**WHAT YOU HAVE TO DO:** Your copy should match the listing word for word, apart from the pictures, which are left out.

**SOURCE INFORMATION:**
*** Block opens ***

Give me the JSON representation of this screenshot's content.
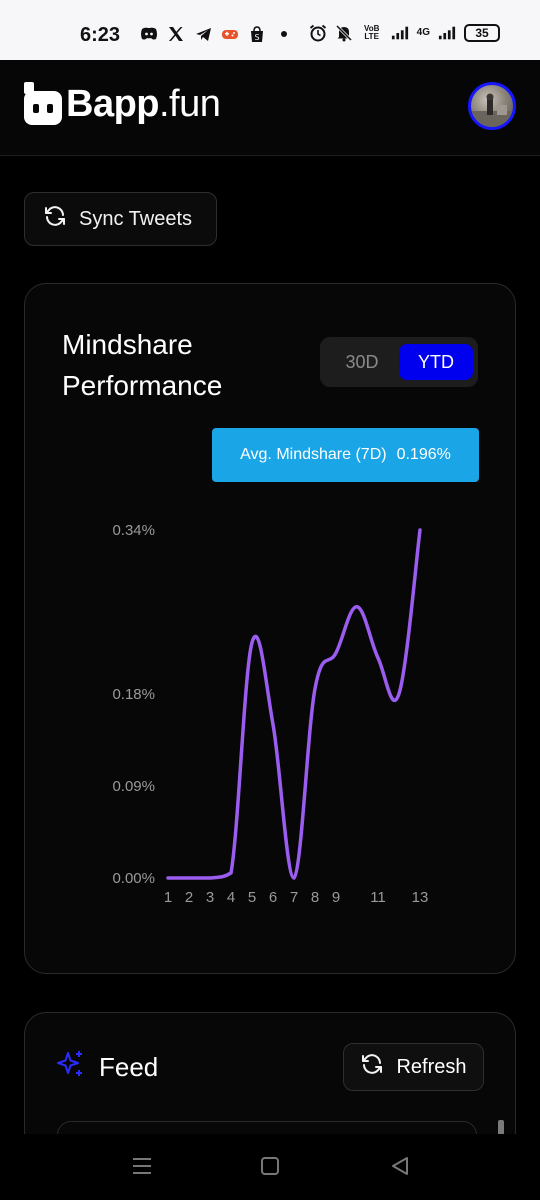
{
  "status_bar": {
    "time": "6:23",
    "network": "4G",
    "volte": "VoB LTE",
    "battery": "35",
    "app_icons": [
      "discord-icon",
      "x-icon",
      "telegram-icon",
      "game-icon",
      "shop-icon",
      "dot-icon"
    ],
    "system_icons": [
      "alarm-icon",
      "mute-icon",
      "volte-icon",
      "signal-icon",
      "signal-icon"
    ]
  },
  "header": {
    "logo_bold": "Bapp",
    "logo_suffix": ".fun"
  },
  "sync_button": {
    "label": "Sync Tweets"
  },
  "mindshare": {
    "title": "Mindshare Performance",
    "toggle": [
      {
        "label": "30D",
        "active": false
      },
      {
        "label": "YTD",
        "active": true
      }
    ],
    "tooltip_label": "Avg. Mindshare (7D)",
    "tooltip_value": "0.196%"
  },
  "chart_data": {
    "type": "line",
    "x": [
      1,
      2,
      3,
      4,
      5,
      6,
      7,
      8,
      9,
      10,
      11,
      12,
      13
    ],
    "x_tick_labels": [
      "1",
      "2",
      "3",
      "4",
      "5",
      "6",
      "7",
      "8",
      "9",
      "11",
      "13"
    ],
    "y_tick_labels": [
      "0.00%",
      "0.09%",
      "0.18%",
      "0.34%"
    ],
    "y_ticks": [
      0.0,
      0.09,
      0.18,
      0.34
    ],
    "ylim": [
      0,
      0.34
    ],
    "series": [
      {
        "values": [
          0.0,
          0.0,
          0.0,
          0.005,
          0.23,
          0.15,
          0.0,
          0.185,
          0.22,
          0.265,
          0.215,
          0.18,
          0.34
        ]
      }
    ],
    "colors": {
      "line": "#9b5cf0"
    },
    "grid": false
  },
  "feed": {
    "title": "Feed",
    "refresh_label": "Refresh"
  },
  "colors": {
    "accent_blue": "#0000ee",
    "tooltip_blue": "#1aa6e6",
    "line_purple": "#9b5cf0"
  }
}
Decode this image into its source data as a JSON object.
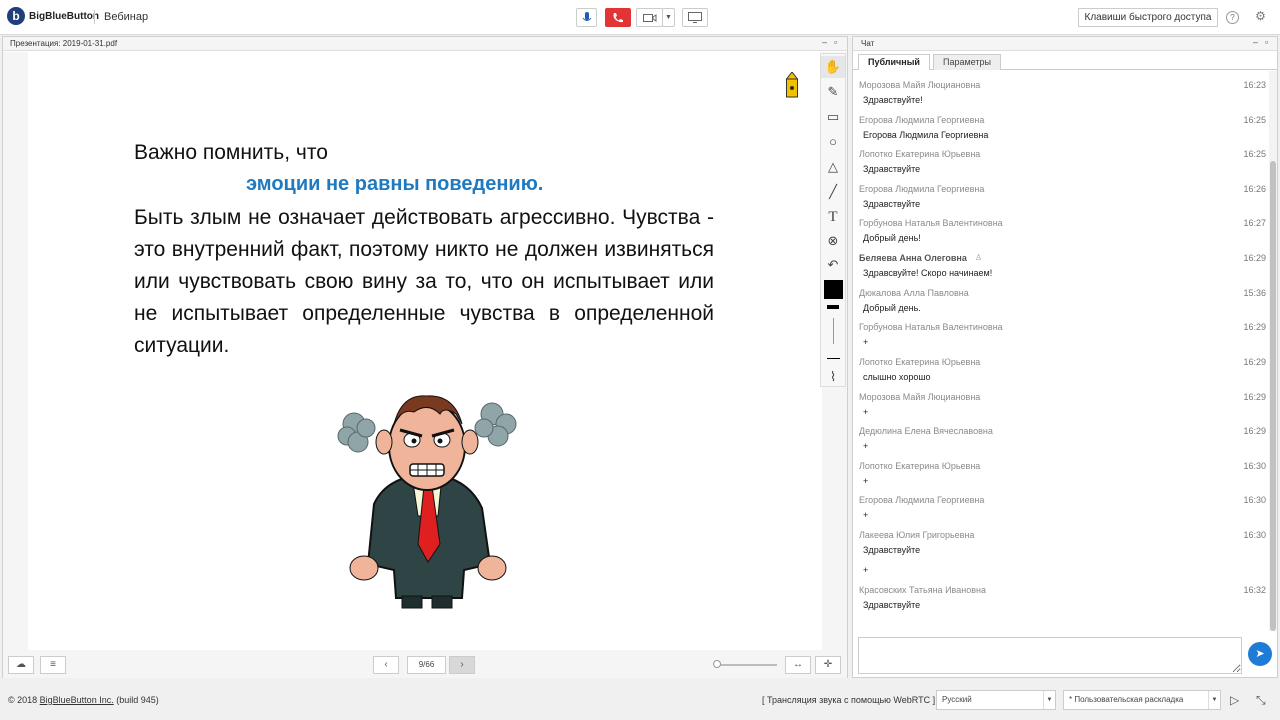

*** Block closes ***

**EXERCISE OUTPUT:**
Give me the JSON representation of this screenshot's content.
{
  "status_bar": {
    "time": "6:23",
    "network": "4G",
    "volte": "VoB LTE",
    "battery": "35",
    "app_icons": [
      "discord-icon",
      "x-icon",
      "telegram-icon",
      "game-icon",
      "shop-icon",
      "dot-icon"
    ],
    "system_icons": [
      "alarm-icon",
      "mute-icon",
      "volte-icon",
      "signal-icon",
      "signal-icon"
    ]
  },
  "header": {
    "logo_bold": "Bapp",
    "logo_suffix": ".fun"
  },
  "sync_button": {
    "label": "Sync Tweets"
  },
  "mindshare": {
    "title": "Mindshare Performance",
    "toggle": [
      {
        "label": "30D",
        "active": false
      },
      {
        "label": "YTD",
        "active": true
      }
    ],
    "tooltip_label": "Avg. Mindshare (7D)",
    "tooltip_value": "0.196%"
  },
  "chart_data": {
    "type": "line",
    "x": [
      1,
      2,
      3,
      4,
      5,
      6,
      7,
      8,
      9,
      10,
      11,
      12,
      13
    ],
    "x_tick_labels": [
      "1",
      "2",
      "3",
      "4",
      "5",
      "6",
      "7",
      "8",
      "9",
      "11",
      "13"
    ],
    "y_tick_labels": [
      "0.00%",
      "0.09%",
      "0.18%",
      "0.34%"
    ],
    "y_ticks": [
      0.0,
      0.09,
      0.18,
      0.34
    ],
    "ylim": [
      0,
      0.34
    ],
    "series": [
      {
        "values": [
          0.0,
          0.0,
          0.0,
          0.005,
          0.23,
          0.15,
          0.0,
          0.185,
          0.22,
          0.265,
          0.215,
          0.18,
          0.34
        ]
      }
    ],
    "colors": {
      "line": "#9b5cf0"
    },
    "grid": false
  },
  "feed": {
    "title": "Feed",
    "refresh_label": "Refresh"
  },
  "colors": {
    "accent_blue": "#0000ee",
    "tooltip_blue": "#1aa6e6",
    "line_purple": "#9b5cf0"
  }
}
Decode this image into its source data as a JSON object.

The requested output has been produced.